Apache Chairman Plank retires
Raymond Plank, founder and longtime chairman of Apache, retired Jan. 15 after 54 years with the firm that he grew from a pioneer public drilling program to one of the largest publicly traded independents in the industry.
By OGJ editors
HOUSTON, Jan. 19 -- Raymond Plank, founder and longtime chairman of Apache Corp., Houston, retired Jan. 15 after 54 years with the firm that he grew from a pioneer public drilling program to one of the largest publicly traded independent oil and gas producers in the industry, with international operations and a market value of $25 billion.
Plank's plain-spoken, in-your-face style as an industry maverick has left its imprint on Apache's corporate culture. When one industry association tabled a proposal calling for an import tax to set a floor for domestic oil in the 1980s, Plank led a floor fight and the subsequent walkout by a large segment of the members to stage a rump-session attended by most of the news reporters who had been covering the convention.
In the mid-1990s, he led a nationwide group of independent producers, state trade organizations, the Independent Producers Association of America, and royalty owners in an effort to secure limited exemption from antitrust laws so natural gas producers could form marketing cooperatives. Plank was a vocal and persistent critic of megamarketers of crude, natural gas, and electricity years before the fall of Enron Corp.
While many independents were satisfied to operate only in the US, Apache in the 1990s became one of the largest leaseholders off Western Australia and a major participant in Egypt.
A graduate of Yale University, Plank never lost the brashness and nerve he exhibited as a bomber pilot in the South Pacific during World War II. He and two partners founded the company in 1954 in Minneapolis, Minn., with $250,000 initial seed capital. Plank won a coin toss to become president of the firm and held that position to 1979. He was chief executive officer of Apache in 1966-2002, and chairman since 1979.
Apache diversified into real estate in 1959 and into agriculture in 1970. It went public in 1969. In 1981 Apache created Apache Petroleum Co., the first US master limited partnership.

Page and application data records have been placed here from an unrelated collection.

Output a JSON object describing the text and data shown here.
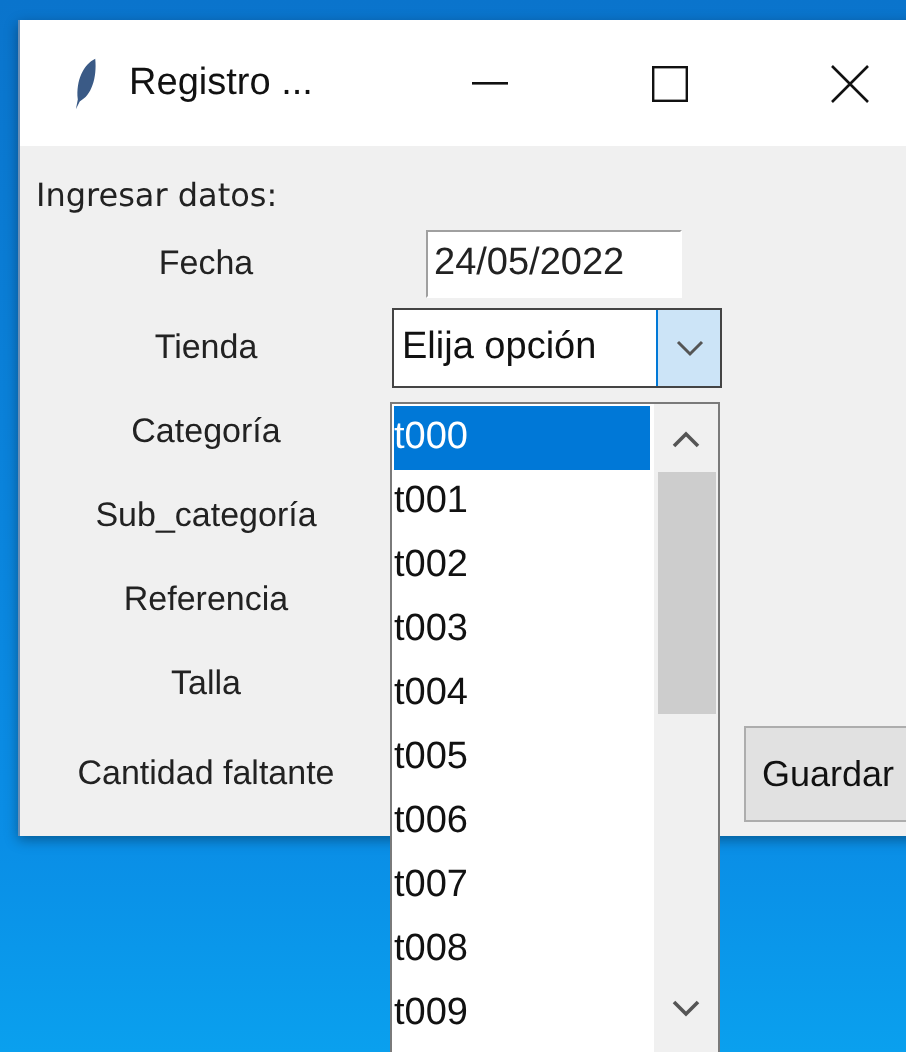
{
  "window": {
    "title": "Registro ..."
  },
  "heading": "Ingresar datos:",
  "fields": [
    {
      "label": "Fecha",
      "kind": "entry",
      "value": "24/05/2022"
    },
    {
      "label": "Tienda",
      "kind": "combobox",
      "value": "Elija opción"
    },
    {
      "label": "Categoría",
      "kind": "none"
    },
    {
      "label": "Sub_categoría",
      "kind": "none"
    },
    {
      "label": "Referencia",
      "kind": "none"
    },
    {
      "label": "Talla",
      "kind": "none"
    },
    {
      "label": "Cantidad faltante",
      "kind": "none"
    }
  ],
  "save_button": "Guardar",
  "dropdown": {
    "items": [
      {
        "label": "t000",
        "selected": true
      },
      {
        "label": "t001",
        "selected": false
      },
      {
        "label": "t002",
        "selected": false
      },
      {
        "label": "t003",
        "selected": false
      },
      {
        "label": "t004",
        "selected": false
      },
      {
        "label": "t005",
        "selected": false
      },
      {
        "label": "t006",
        "selected": false
      },
      {
        "label": "t007",
        "selected": false
      },
      {
        "label": "t008",
        "selected": false
      },
      {
        "label": "t009",
        "selected": false
      }
    ]
  }
}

The company moved to Denver in 1987 when the industry was in the midst of its greatest depression. In 1988, Apache sold the last of its non-oil and gas subsidiaries, exited the business of managing oil and gas investments, and restructured as a pure exploration and production company.
Its 1991 acquisition of the MW Petroleum Corp. subsidiary from Amoco Corp. for $545 million was a critical event in Apache's history. It doubled the company's size, obtained a position in the Permian basin of West Texas, and shifted the center of Apache's geographical mass to the Gulf Coast, precipitating its move to Houston in 1992. That investment still contributes to Apache's bottom line. But in his characteristic manner, the irascible Plank publicly said he made the move because "this is where the industry is circling its wagons."
Apache today has exploration and production operations in the US, Canada, Egypt, the UK North Sea, Australia, and Argentina. Forbes Magazine named Apache as one of the best managed US companies in 2005 and the most admired company in the oil production category in 2006.
Inscribed on a fountain outside the company's Houston headquarters, is a 1964 quote from Plank: "The capacity of the individual is infinite. Limitations are largely of habit, convention, acceptance of things as they are, fear or lack of self-confidence." G. Steven Farris, Apache's president, chief executive officer, and chief operating officer since 2002, succeeds Plank as chairman. He said, "Raymond Plank is Apache. His commitment and drive are embedded in the fabric of Apache's culture."
Plank will maintain a separate office near Apache headquarters where he will remain available for consultation.